# Your assignment
Set the records down again in full, exactly as they are, apart from the images.

# Material for the task
- Opening Delimiter -

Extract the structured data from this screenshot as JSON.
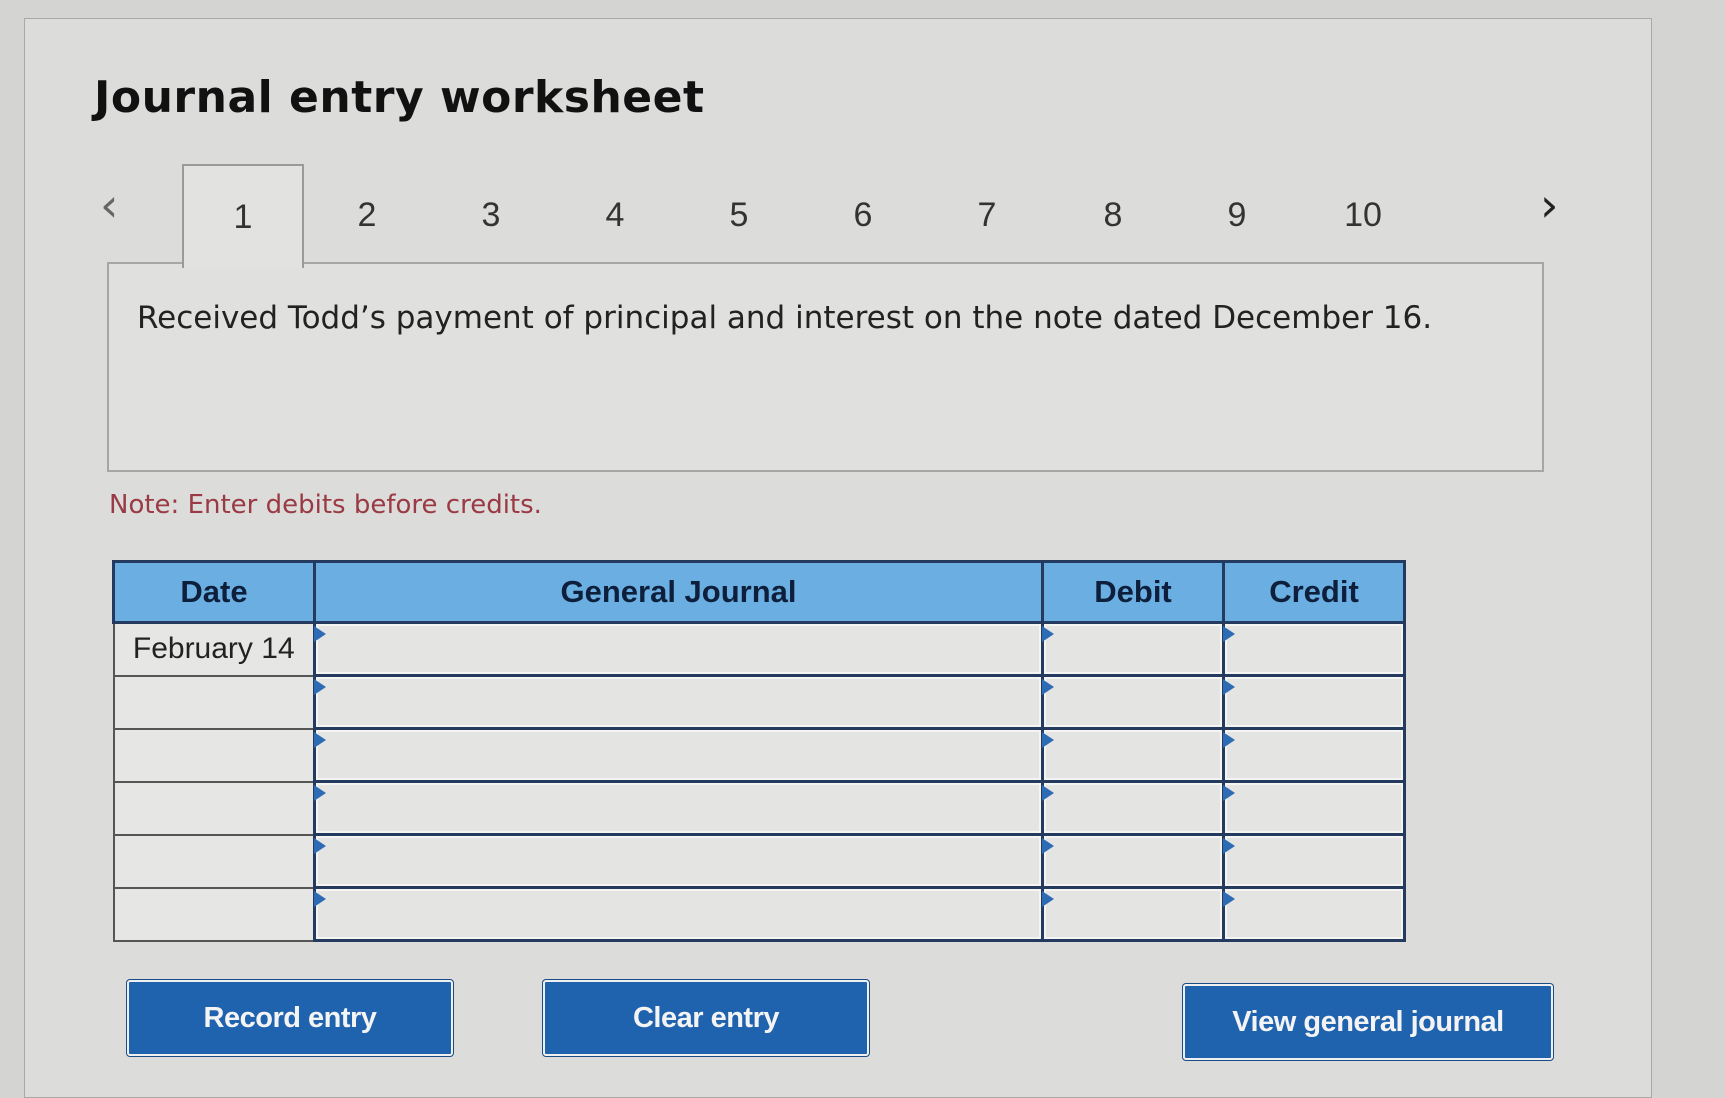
{
  "worksheet": {
    "title": "Journal entry worksheet",
    "nav": {
      "prev_icon": "chevron-left-icon",
      "next_icon": "chevron-right-icon",
      "prev_glyph": "‹",
      "next_glyph": "›"
    },
    "tabs": [
      {
        "label": "1",
        "active": true
      },
      {
        "label": "2",
        "active": false
      },
      {
        "label": "3",
        "active": false
      },
      {
        "label": "4",
        "active": false
      },
      {
        "label": "5",
        "active": false
      },
      {
        "label": "6",
        "active": false
      },
      {
        "label": "7",
        "active": false
      },
      {
        "label": "8",
        "active": false
      },
      {
        "label": "9",
        "active": false
      },
      {
        "label": "10",
        "active": false
      }
    ],
    "question": "Received Todd’s payment of principal and interest on the note dated December 16.",
    "note": "Note: Enter debits before credits."
  },
  "journal": {
    "headers": {
      "date": "Date",
      "general_journal": "General Journal",
      "debit": "Debit",
      "credit": "Credit"
    },
    "rows": [
      {
        "date": "February 14",
        "account": "",
        "debit": "",
        "credit": ""
      },
      {
        "date": "",
        "account": "",
        "debit": "",
        "credit": ""
      },
      {
        "date": "",
        "account": "",
        "debit": "",
        "credit": ""
      },
      {
        "date": "",
        "account": "",
        "debit": "",
        "credit": ""
      },
      {
        "date": "",
        "account": "",
        "debit": "",
        "credit": ""
      },
      {
        "date": "",
        "account": "",
        "debit": "",
        "credit": ""
      }
    ]
  },
  "buttons": {
    "record": "Record entry",
    "clear": "Clear entry",
    "view": "View general journal"
  },
  "colors": {
    "header_bg": "#6aaee2",
    "button_bg": "#1f62ad",
    "note_text": "#9a3a44"
  }
}
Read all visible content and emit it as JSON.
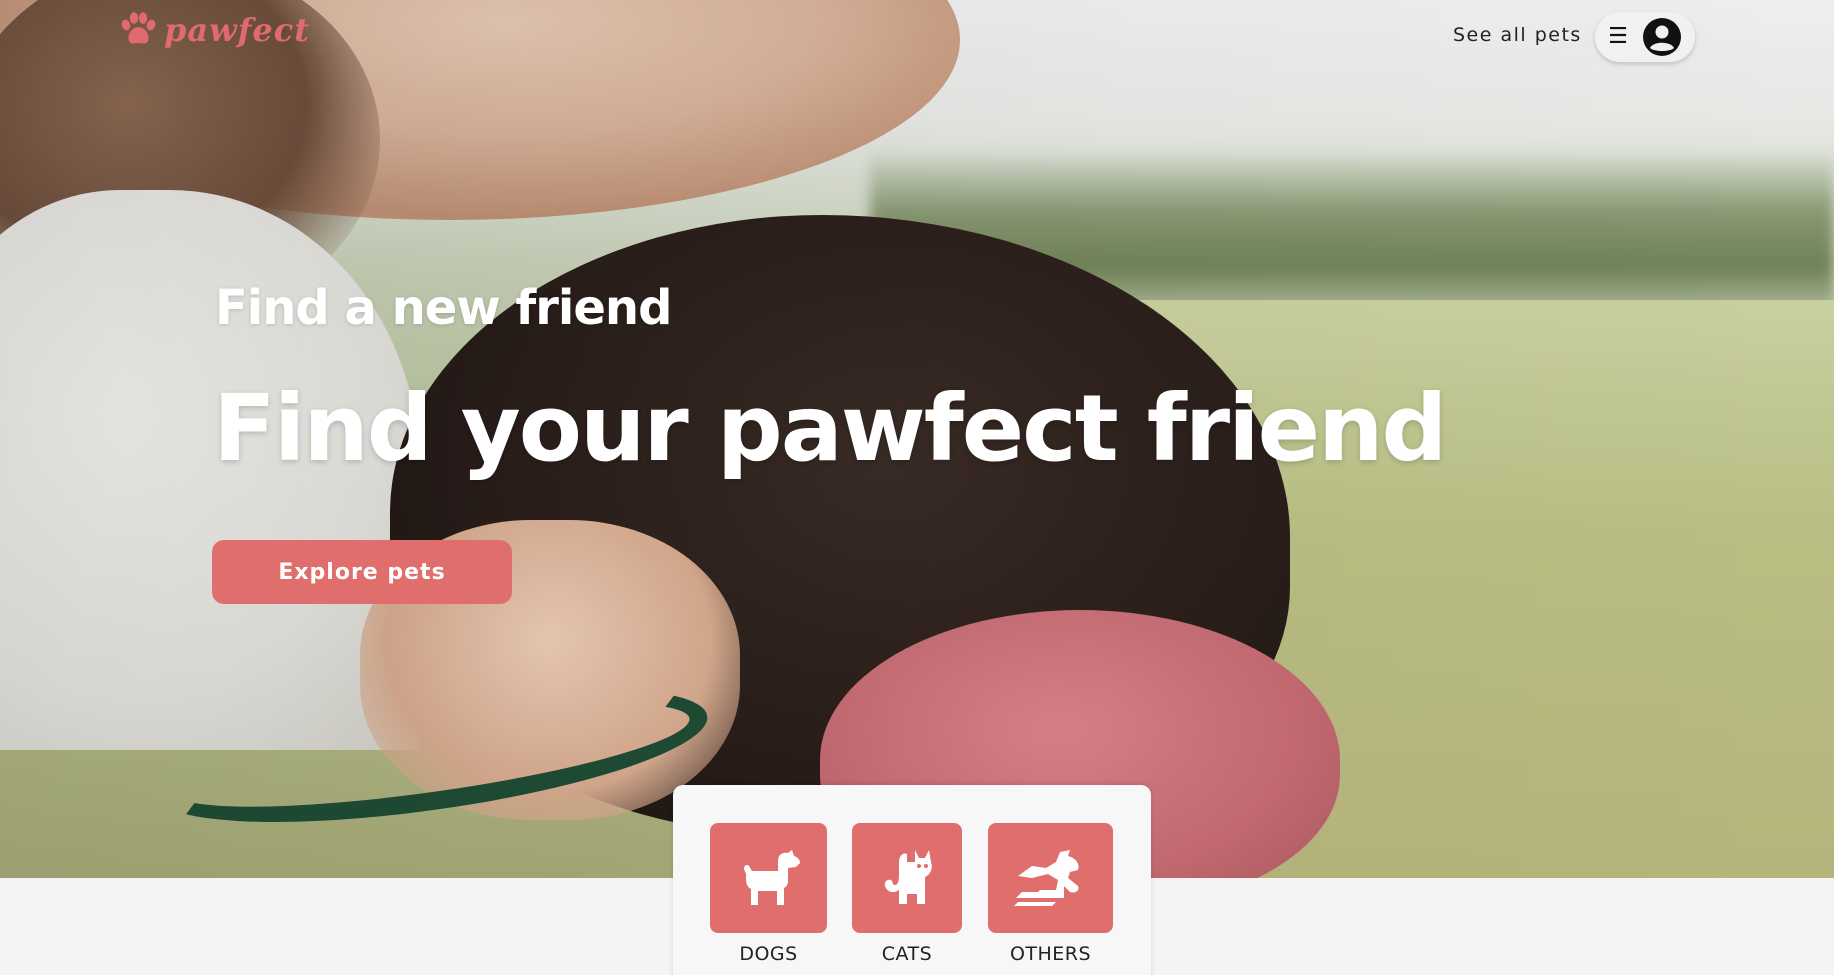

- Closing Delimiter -

# Answer for this exercise
Extract the structured data from this screenshot as JSON.
{
  "worksheet": {
    "title": "Journal entry worksheet",
    "nav": {
      "prev_icon": "chevron-left-icon",
      "next_icon": "chevron-right-icon",
      "prev_glyph": "‹",
      "next_glyph": "›"
    },
    "tabs": [
      {
        "label": "1",
        "active": true
      },
      {
        "label": "2",
        "active": false
      },
      {
        "label": "3",
        "active": false
      },
      {
        "label": "4",
        "active": false
      },
      {
        "label": "5",
        "active": false
      },
      {
        "label": "6",
        "active": false
      },
      {
        "label": "7",
        "active": false
      },
      {
        "label": "8",
        "active": false
      },
      {
        "label": "9",
        "active": false
      },
      {
        "label": "10",
        "active": false
      }
    ],
    "question": "Received Todd’s payment of principal and interest on the note dated December 16.",
    "note": "Note: Enter debits before credits."
  },
  "journal": {
    "headers": {
      "date": "Date",
      "general_journal": "General Journal",
      "debit": "Debit",
      "credit": "Credit"
    },
    "rows": [
      {
        "date": "February 14",
        "account": "",
        "debit": "",
        "credit": ""
      },
      {
        "date": "",
        "account": "",
        "debit": "",
        "credit": ""
      },
      {
        "date": "",
        "account": "",
        "debit": "",
        "credit": ""
      },
      {
        "date": "",
        "account": "",
        "debit": "",
        "credit": ""
      },
      {
        "date": "",
        "account": "",
        "debit": "",
        "credit": ""
      },
      {
        "date": "",
        "account": "",
        "debit": "",
        "credit": ""
      }
    ]
  },
  "buttons": {
    "record": "Record entry",
    "clear": "Clear entry",
    "view": "View general journal"
  },
  "colors": {
    "header_bg": "#6aaee2",
    "button_bg": "#1f62ad",
    "note_text": "#9a3a44"
  }
}
Read all visible content and emit it as JSON.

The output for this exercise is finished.